> .. but the simple
> answer is this: All commercial aircraft are certified to be able to
> accelerate to takeoff speed -> and decelerate to a stop <- within the
> confines of the runway.

This is not true. 'Take off speed' (actually rotation speed, Vr, with
actual takeoff occurring a little faster) depends on variables such
aircraft weight, winds, temp, etc. It is V1 that is the speed at
which point thereafter the aircraft is committed to takeoff,
as insufficient runway would be left to abort. In many flights,
except when the a/c is light and/or there is a great field
length, V1 occurs before Vr. Regards to certification, this
is not tested - you don't have abort attempts practiced at all
different airports, with all the different variables arranged -
this would take years. Instead, acceleration and braking are
measured, then these abilities are used in tables and calculations
published by the manufacturer (with variables such as wind, temp,
included), with which V1 can be calculated for a given flight.

Next time you're at an airport, watch the traffic. I routinely
see 747's, L-1011's, and 727's use 6-8000 feet of a 10,000+ foot
runway - I assure you, an abort at Vr would guarantee a bad
day for pilots and passengers. Another case to show this point
is the location where new aircraft are sometimes taken for
rejected takeoffs during testing and certification.

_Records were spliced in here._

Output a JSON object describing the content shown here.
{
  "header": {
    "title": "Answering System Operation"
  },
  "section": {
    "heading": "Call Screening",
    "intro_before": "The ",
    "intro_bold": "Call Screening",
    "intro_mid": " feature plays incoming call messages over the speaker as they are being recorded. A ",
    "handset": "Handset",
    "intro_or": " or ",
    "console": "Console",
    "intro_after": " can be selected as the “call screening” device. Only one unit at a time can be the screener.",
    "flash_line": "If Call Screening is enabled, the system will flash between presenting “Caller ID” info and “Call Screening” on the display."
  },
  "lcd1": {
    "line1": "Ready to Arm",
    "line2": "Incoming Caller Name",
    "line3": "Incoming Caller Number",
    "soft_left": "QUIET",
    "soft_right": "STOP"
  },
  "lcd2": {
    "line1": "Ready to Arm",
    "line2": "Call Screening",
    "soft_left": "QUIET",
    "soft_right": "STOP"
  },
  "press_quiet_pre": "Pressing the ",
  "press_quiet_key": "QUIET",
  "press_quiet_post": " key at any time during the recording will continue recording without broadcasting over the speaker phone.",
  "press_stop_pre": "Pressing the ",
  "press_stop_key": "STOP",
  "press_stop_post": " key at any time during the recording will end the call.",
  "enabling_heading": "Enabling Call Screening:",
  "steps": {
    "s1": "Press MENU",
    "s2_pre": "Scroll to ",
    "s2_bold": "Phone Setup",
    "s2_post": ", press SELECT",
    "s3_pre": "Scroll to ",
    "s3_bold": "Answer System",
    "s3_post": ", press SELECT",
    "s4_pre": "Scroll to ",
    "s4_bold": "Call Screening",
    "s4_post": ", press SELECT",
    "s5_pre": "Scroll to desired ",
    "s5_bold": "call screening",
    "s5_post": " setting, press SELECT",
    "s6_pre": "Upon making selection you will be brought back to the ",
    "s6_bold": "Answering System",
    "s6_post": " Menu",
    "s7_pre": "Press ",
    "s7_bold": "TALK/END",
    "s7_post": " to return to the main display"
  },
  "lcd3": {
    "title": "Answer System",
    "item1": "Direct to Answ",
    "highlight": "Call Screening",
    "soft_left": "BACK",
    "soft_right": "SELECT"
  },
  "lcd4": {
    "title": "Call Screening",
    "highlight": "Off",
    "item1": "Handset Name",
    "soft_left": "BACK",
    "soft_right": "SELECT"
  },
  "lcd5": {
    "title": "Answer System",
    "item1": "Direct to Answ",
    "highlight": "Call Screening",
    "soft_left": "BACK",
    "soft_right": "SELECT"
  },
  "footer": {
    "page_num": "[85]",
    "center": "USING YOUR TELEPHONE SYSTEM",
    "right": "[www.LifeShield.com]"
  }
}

These
are done at max takeoff weight - Boeing took the 777 to
Edwards AFB's 15,000 foot runway to ensure they would have
the distance to stop.

Carl Peters